» **WHAT YOU SHOULD DO**: Each line below that holds the word "None" counts once. Say how many such lines there are, and no more.

========================================================================

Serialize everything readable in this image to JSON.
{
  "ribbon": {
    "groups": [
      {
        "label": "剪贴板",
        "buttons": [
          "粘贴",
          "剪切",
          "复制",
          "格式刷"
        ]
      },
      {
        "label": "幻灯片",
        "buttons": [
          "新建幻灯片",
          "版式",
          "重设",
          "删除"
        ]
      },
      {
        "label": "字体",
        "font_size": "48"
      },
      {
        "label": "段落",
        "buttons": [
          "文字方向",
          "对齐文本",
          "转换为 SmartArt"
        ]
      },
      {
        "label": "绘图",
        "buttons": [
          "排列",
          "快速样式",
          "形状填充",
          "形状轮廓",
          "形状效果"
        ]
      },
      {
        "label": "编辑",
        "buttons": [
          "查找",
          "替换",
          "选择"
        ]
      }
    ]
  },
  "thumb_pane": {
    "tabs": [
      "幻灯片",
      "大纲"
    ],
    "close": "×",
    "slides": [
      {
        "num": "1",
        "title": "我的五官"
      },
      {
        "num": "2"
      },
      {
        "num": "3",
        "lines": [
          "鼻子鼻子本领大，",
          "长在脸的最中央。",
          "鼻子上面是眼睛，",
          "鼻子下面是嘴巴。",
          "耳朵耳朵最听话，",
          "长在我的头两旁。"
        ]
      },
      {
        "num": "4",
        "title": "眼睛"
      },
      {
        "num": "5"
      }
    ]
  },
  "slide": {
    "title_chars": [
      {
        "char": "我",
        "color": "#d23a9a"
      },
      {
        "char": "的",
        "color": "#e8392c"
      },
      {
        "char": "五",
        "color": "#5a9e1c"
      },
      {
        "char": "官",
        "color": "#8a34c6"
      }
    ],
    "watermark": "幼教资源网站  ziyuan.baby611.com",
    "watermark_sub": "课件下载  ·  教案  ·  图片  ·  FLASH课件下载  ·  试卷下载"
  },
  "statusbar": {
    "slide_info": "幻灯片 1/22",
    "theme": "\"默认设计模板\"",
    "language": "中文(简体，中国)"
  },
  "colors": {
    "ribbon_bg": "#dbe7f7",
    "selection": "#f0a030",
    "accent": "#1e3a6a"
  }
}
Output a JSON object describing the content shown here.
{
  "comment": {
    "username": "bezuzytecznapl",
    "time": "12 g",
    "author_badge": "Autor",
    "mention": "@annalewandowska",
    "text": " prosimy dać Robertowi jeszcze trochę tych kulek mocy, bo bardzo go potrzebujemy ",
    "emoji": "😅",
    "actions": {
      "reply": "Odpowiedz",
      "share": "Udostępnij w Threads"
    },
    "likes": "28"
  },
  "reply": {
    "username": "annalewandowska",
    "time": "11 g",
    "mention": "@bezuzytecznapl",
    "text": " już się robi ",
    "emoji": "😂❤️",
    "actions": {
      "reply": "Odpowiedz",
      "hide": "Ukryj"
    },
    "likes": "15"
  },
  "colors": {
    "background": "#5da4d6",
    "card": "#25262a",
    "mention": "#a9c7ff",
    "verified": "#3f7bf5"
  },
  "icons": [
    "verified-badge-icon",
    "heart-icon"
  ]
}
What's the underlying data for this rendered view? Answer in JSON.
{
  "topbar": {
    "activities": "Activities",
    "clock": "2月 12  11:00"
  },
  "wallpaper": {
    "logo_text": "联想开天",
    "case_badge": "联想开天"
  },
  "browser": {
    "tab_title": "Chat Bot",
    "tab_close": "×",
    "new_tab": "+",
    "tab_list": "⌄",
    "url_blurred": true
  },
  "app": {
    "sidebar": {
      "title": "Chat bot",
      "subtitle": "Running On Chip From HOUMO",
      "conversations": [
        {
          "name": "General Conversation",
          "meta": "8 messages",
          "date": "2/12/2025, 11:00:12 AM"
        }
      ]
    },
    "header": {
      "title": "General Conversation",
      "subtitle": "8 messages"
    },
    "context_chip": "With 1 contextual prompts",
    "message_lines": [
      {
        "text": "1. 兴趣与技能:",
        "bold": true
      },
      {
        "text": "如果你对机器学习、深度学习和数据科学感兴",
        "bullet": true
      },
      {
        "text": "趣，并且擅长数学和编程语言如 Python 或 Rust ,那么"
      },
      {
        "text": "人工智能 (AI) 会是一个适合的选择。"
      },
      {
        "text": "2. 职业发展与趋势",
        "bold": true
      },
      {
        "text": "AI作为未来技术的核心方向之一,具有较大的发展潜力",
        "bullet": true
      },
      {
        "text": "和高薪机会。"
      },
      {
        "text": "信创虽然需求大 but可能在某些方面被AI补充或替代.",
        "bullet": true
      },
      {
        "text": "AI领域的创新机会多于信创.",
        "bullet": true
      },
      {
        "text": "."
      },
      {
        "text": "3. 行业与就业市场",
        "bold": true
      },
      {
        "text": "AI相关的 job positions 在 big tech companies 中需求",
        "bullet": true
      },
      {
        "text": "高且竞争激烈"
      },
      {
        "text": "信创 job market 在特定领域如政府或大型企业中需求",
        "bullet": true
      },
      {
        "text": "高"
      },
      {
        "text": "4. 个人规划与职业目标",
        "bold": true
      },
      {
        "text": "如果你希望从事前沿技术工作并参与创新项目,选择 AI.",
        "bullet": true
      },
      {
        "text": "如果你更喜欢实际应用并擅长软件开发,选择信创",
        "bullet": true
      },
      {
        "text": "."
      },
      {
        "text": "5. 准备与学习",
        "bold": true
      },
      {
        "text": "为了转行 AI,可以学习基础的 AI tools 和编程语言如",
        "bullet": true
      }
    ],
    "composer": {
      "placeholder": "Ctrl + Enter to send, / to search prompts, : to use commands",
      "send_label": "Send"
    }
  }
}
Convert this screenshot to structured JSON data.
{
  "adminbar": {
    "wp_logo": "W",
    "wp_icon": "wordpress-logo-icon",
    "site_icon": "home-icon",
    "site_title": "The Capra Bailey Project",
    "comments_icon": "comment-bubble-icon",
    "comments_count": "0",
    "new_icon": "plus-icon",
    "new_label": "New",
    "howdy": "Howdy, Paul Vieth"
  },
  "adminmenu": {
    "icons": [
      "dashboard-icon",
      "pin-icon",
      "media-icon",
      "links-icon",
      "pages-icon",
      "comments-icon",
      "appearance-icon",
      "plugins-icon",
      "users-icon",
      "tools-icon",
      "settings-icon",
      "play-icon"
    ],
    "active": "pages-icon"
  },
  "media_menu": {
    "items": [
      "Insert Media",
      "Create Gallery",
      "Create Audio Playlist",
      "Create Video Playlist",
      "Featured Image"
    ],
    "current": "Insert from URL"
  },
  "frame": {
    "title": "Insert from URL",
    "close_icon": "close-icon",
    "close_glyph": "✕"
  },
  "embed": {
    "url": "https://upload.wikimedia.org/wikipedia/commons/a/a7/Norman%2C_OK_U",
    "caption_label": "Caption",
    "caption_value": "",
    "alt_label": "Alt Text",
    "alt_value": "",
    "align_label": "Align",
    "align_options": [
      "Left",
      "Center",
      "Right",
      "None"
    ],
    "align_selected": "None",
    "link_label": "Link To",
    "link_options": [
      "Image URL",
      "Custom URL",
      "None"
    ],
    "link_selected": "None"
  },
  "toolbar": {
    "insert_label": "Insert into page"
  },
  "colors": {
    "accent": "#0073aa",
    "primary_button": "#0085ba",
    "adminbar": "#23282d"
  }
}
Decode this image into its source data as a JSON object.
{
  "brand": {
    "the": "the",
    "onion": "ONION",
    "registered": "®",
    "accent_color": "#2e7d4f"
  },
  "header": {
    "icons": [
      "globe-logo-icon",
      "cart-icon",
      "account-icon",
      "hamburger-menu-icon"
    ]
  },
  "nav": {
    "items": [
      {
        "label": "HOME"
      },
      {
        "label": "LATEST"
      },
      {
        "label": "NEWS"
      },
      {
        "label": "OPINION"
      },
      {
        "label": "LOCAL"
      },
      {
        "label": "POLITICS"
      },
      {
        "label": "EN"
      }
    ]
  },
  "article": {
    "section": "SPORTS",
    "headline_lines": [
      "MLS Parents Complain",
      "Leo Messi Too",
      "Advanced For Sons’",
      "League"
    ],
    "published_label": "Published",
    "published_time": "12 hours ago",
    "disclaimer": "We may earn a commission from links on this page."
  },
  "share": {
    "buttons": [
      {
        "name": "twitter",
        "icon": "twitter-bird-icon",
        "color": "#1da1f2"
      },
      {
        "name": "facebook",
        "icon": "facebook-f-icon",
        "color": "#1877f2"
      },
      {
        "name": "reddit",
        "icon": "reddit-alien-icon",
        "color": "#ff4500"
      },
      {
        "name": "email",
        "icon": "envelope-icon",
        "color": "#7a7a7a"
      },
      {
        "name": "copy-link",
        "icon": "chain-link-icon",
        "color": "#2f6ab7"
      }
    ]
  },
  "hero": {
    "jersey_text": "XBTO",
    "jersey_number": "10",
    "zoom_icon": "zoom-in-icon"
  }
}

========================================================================

» **RESPONSE FOR THIS EXERCISE**: 4